“People have to choose to get better. I’ve never worked with a company or an individual who accidentally got better – it just doesn’t happen. You have to have the intention of getting better, and you have to have a system for getting better. . .or you won’t.”
Thinkonomics challenge with Mark Sanborn
Q: Would you accept advice from a younger person?
A: Not only would I accept it, I would seek it because they have a different perspective, and that would be very helpful.
Q: Which is more genuine: giving your time or giving your money?
A: Both are genuine, but I believe giving your time is harder than giving your money. The more money you have, the less time you have, so you’re more likely to give money than time.
The more time you have, generally the less money you have, so personally I think the greatest investment we make is when we give our time.
Q: Do you think it’s alright to always give but not receive anything in return?
A: I think when you give you do receive in return, even if you’re not recognised for it you have the satisfaction of doing the right thing. So I think it’s impossible to truly give and not receive.
Q: If you could choose an age, how old would you be and why?
A: The age I am right now. I think every age is the right age. When I had my boys, people would say, “Three is such a great age,” or “Five is such a great age,” but I’ve enjoyed my boys at every age – and I’ve enjoyed my life at every age.
Q: Researchers say that you can be an expert at anything if you practise for 10,000 hours. Do you agree?

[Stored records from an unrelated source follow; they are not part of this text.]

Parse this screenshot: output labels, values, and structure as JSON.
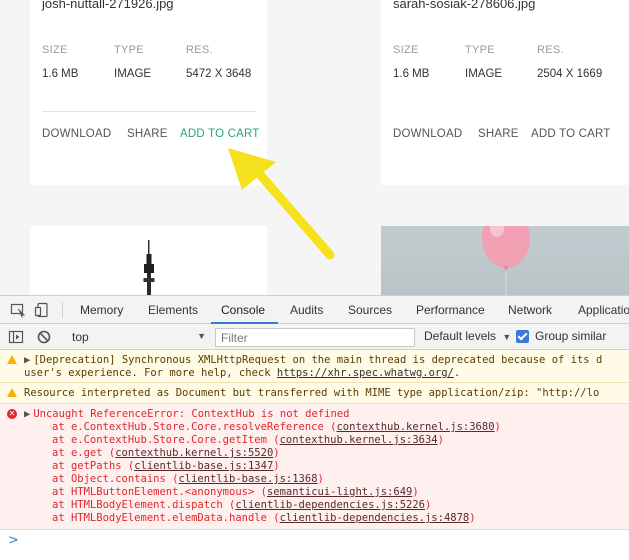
{
  "cards": [
    {
      "filename": "josh-nuttall-271926.jpg",
      "labels": [
        "SIZE",
        "TYPE",
        "RES."
      ],
      "values": [
        "1.6 MB",
        "IMAGE",
        "5472 X 3648"
      ],
      "actions": [
        "DOWNLOAD",
        "SHARE",
        "ADD TO CART"
      ]
    },
    {
      "filename": "sarah-sosiak-278606.jpg",
      "labels": [
        "SIZE",
        "TYPE",
        "RES."
      ],
      "values": [
        "1.6 MB",
        "IMAGE",
        "2504 X 1669"
      ],
      "actions": [
        "DOWNLOAD",
        "SHARE",
        "ADD TO CART"
      ]
    }
  ],
  "colors": {
    "accent_green": "#2aa27a",
    "arrow_yellow": "#f5e11d",
    "devtools_blue": "#3879d9",
    "error_red": "#e0272c",
    "warn_yellow": "#f4b400"
  },
  "devtools": {
    "icons": [
      "inspect-icon",
      "device-toolbar-icon"
    ],
    "tabs": [
      "Memory",
      "Elements",
      "Console",
      "Audits",
      "Sources",
      "Performance",
      "Network",
      "Applicatio"
    ],
    "active_tab": "Console",
    "toolbar": {
      "context": "top",
      "filter_placeholder": "Filter",
      "levels": "Default levels",
      "group_similar": "Group similar",
      "group_similar_checked": true
    }
  },
  "console": {
    "warning1": {
      "line1": "[Deprecation] Synchronous XMLHttpRequest on the main thread is deprecated because of its d",
      "line2_prefix": "user's experience. For more help, check ",
      "line2_link": "https://xhr.spec.whatwg.org/",
      "line2_suffix": "."
    },
    "warning2": {
      "text": "Resource interpreted as Document but transferred with MIME type application/zip: \"http://lo"
    },
    "error": {
      "message": "Uncaught ReferenceError: ContextHub is not defined",
      "stack": [
        {
          "fn": "at e.ContextHub.Store.Core.resolveReference",
          "src": "contexthub.kernel.js:3680"
        },
        {
          "fn": "at e.ContextHub.Store.Core.getItem",
          "src": "contexthub.kernel.js:3634"
        },
        {
          "fn": "at e.get",
          "src": "contexthub.kernel.js:5520"
        },
        {
          "fn": "at getPaths",
          "src": "clientlib-base.js:1347"
        },
        {
          "fn": "at Object.contains",
          "src": "clientlib-base.js:1368"
        },
        {
          "fn": "at HTMLButtonElement.<anonymous>",
          "src": "semanticui-light.js:649"
        },
        {
          "fn": "at HTMLBodyElement.dispatch",
          "src": "clientlib-dependencies.js:5226"
        },
        {
          "fn": "at HTMLBodyElement.elemData.handle",
          "src": "clientlib-dependencies.js:4878"
        }
      ]
    },
    "prompt": ">"
  }
}
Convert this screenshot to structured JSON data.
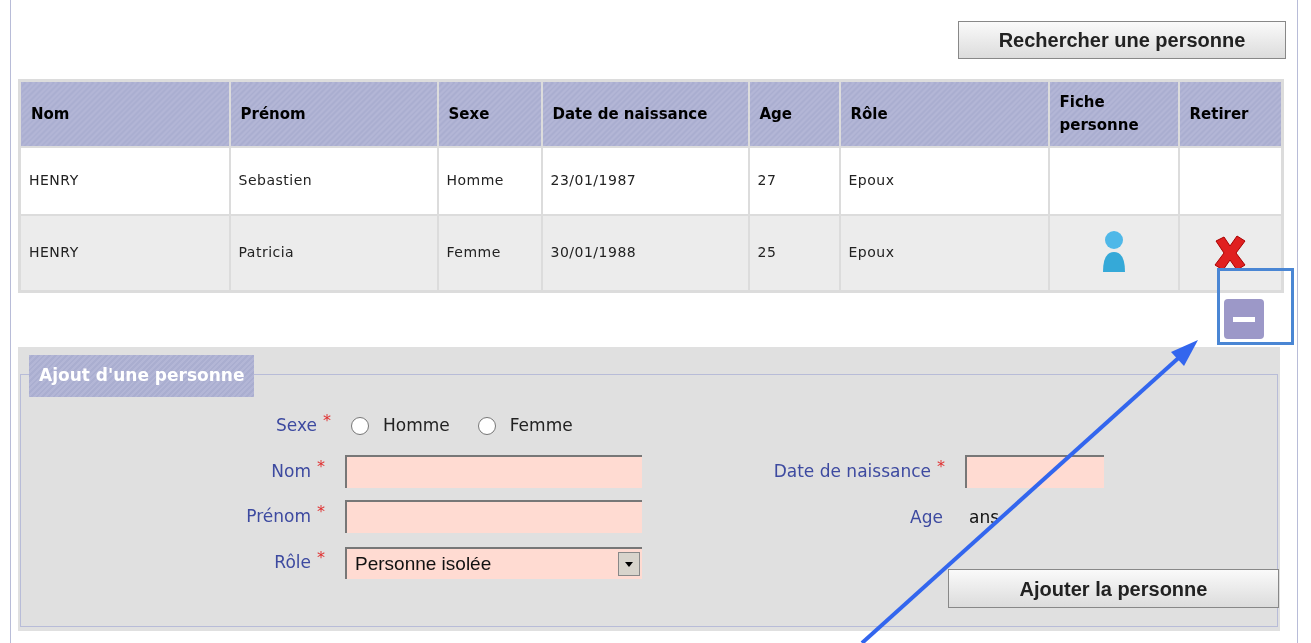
{
  "search_button": "Rechercher une personne",
  "table": {
    "columns": [
      "Nom",
      "Prénom",
      "Sexe",
      "Date de naissance",
      "Age",
      "Rôle",
      "Fiche personne",
      "Retirer"
    ],
    "rows": [
      {
        "cells": [
          "HENRY",
          "Sebastien",
          "Homme",
          "23/01/1987",
          "27",
          "Epoux"
        ],
        "actions": false
      },
      {
        "cells": [
          "HENRY",
          "Patricia",
          "Femme",
          "30/01/1988",
          "25",
          "Epoux"
        ],
        "actions": true
      }
    ]
  },
  "collapse_button": {
    "highlighted": true
  },
  "form": {
    "legend": "Ajout d'une personne",
    "sexe": {
      "label": "Sexe",
      "required": "*",
      "options": [
        {
          "label": "Homme",
          "selected": false
        },
        {
          "label": "Femme",
          "selected": false
        }
      ]
    },
    "nom": {
      "label": "Nom",
      "required": "*"
    },
    "prenom": {
      "label": "Prénom",
      "required": "*"
    },
    "role": {
      "label": "Rôle",
      "required": "*",
      "value": "Personne isolée"
    },
    "date_naissance": {
      "label": "Date de naissance",
      "required": "*"
    },
    "age": {
      "label": "Age",
      "value": "ans"
    },
    "submit": "Ajouter la personne"
  }
}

A: I agree if the practice is deliberate. You’ve got to have intentionality, feedback and challenge or else the practice isn’t going to pay off.